Your objective: Should any entry include an image, skip the image and copy the entry exactly.

Input records:
----

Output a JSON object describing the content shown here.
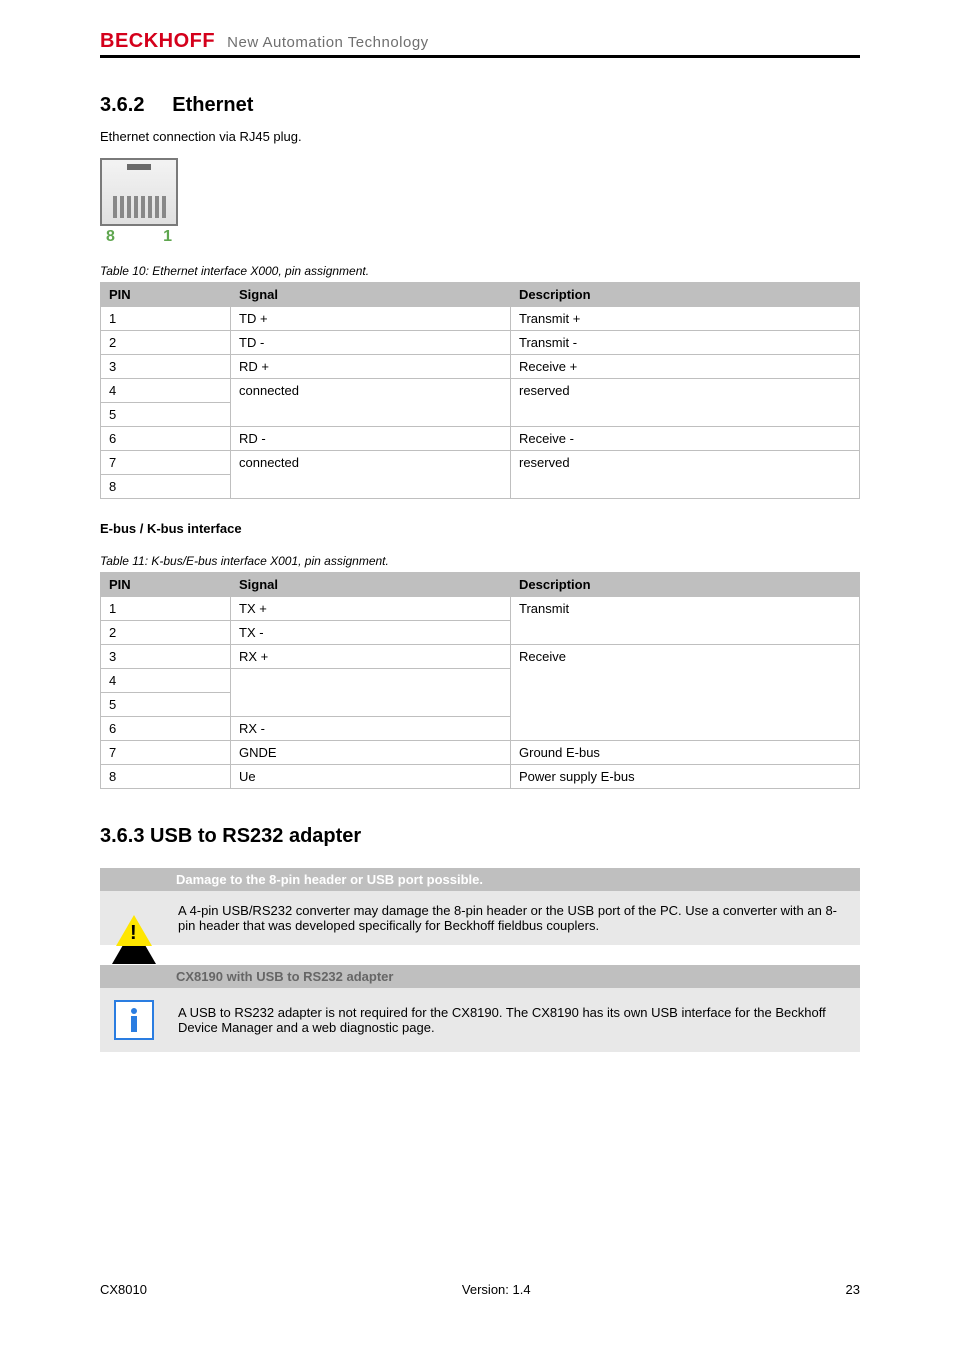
{
  "brand": {
    "name": "BECKHOFF",
    "tagline": "New Automation Technology"
  },
  "section": {
    "number": "3.6.2",
    "title": "Ethernet",
    "intro": "Ethernet connection via RJ45 plug."
  },
  "rj45": {
    "leftPin": "8",
    "rightPin": "1"
  },
  "tables": {
    "x000": {
      "caption": "Table 10: Ethernet interface X000, pin assignment.",
      "headers": [
        "PIN",
        "Signal",
        "Description"
      ],
      "rows": [
        [
          "1",
          "TD +",
          "Transmit +"
        ],
        [
          "2",
          "TD -",
          "Transmit -"
        ],
        [
          "3",
          "RD +",
          "Receive +"
        ],
        [
          "4",
          "connected",
          "reserved"
        ],
        [
          "5",
          "",
          ""
        ],
        [
          "6",
          "RD -",
          "Receive -"
        ],
        [
          "7",
          "connected",
          "reserved"
        ],
        [
          "8",
          "",
          ""
        ]
      ]
    },
    "x001": {
      "caption_heading": "E-bus / K-bus interface",
      "caption": "Table 11: K-bus/E-bus interface X001, pin assignment.",
      "headers": [
        "PIN",
        "Signal",
        "Description"
      ],
      "rows": [
        [
          "1",
          "TX +",
          "Transmit"
        ],
        [
          "2",
          "TX -",
          ""
        ],
        [
          "3",
          "RX +",
          "Receive"
        ],
        [
          "4",
          "",
          ""
        ],
        [
          "5",
          "",
          ""
        ],
        [
          "6",
          "RX -",
          ""
        ],
        [
          "7",
          "GNDE",
          "Ground E-bus"
        ],
        [
          "8",
          "Ue",
          "Power supply E-bus"
        ]
      ]
    }
  },
  "usb_heading": "3.6.3    USB to RS232 adapter",
  "warning": {
    "title": "Damage to the 8-pin header or USB port possible.",
    "body": "A 4-pin USB/RS232 converter may damage the 8-pin header or the USB port of the PC. Use a converter with an 8-pin header that was developed specifically for Beckhoff fieldbus couplers."
  },
  "note": {
    "title": "CX8190 with USB to RS232 adapter",
    "body": "A USB to RS232 adapter is not required for the CX8190. The CX8190 has its own USB interface for the Beckhoff Device Manager and a web diagnostic page."
  },
  "footer": {
    "docref": "CX8010",
    "version": "Version: 1.4",
    "page": "23"
  }
}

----

Solution for this task:
Output a JSON object describing the content shown here.
{
  "brand": {
    "name": "BECKHOFF",
    "tagline": "New Automation Technology"
  },
  "section": {
    "number": "3.6.2",
    "title": "Ethernet",
    "intro": "Ethernet connection via RJ45 plug."
  },
  "rj45": {
    "leftPin": "8",
    "rightPin": "1"
  },
  "tables": {
    "x000": {
      "caption": "Table 10: Ethernet interface X000, pin assignment.",
      "headers": [
        "PIN",
        "Signal",
        "Description"
      ],
      "rows": [
        [
          "1",
          "TD +",
          "Transmit +"
        ],
        [
          "2",
          "TD -",
          "Transmit -"
        ],
        [
          "3",
          "RD +",
          "Receive +"
        ],
        [
          "4",
          "connected",
          "reserved"
        ],
        [
          "5",
          "",
          ""
        ],
        [
          "6",
          "RD -",
          "Receive -"
        ],
        [
          "7",
          "connected",
          "reserved"
        ],
        [
          "8",
          "",
          ""
        ]
      ]
    },
    "x001": {
      "caption_heading": "E-bus / K-bus interface",
      "caption": "Table 11: K-bus/E-bus interface X001, pin assignment.",
      "headers": [
        "PIN",
        "Signal",
        "Description"
      ],
      "rows": [
        [
          "1",
          "TX +",
          "Transmit"
        ],
        [
          "2",
          "TX -",
          ""
        ],
        [
          "3",
          "RX +",
          "Receive"
        ],
        [
          "4",
          "",
          ""
        ],
        [
          "5",
          "",
          ""
        ],
        [
          "6",
          "RX -",
          ""
        ],
        [
          "7",
          "GNDE",
          "Ground E-bus"
        ],
        [
          "8",
          "Ue",
          "Power supply E-bus"
        ]
      ]
    }
  },
  "usb_heading": "3.6.3    USB to RS232 adapter",
  "warning": {
    "title": "Damage to the 8-pin header or USB port possible.",
    "body": "A 4-pin USB/RS232 converter may damage the 8-pin header or the USB port of the PC. Use a converter with an 8-pin header that was developed specifically for Beckhoff fieldbus couplers."
  },
  "note": {
    "title": "CX8190 with USB to RS232 adapter",
    "body": "A USB to RS232 adapter is not required for the CX8190. The CX8190 has its own USB interface for the Beckhoff Device Manager and a web diagnostic page."
  },
  "footer": {
    "docref": "CX8010",
    "version": "Version: 1.4",
    "page": "23"
  }
}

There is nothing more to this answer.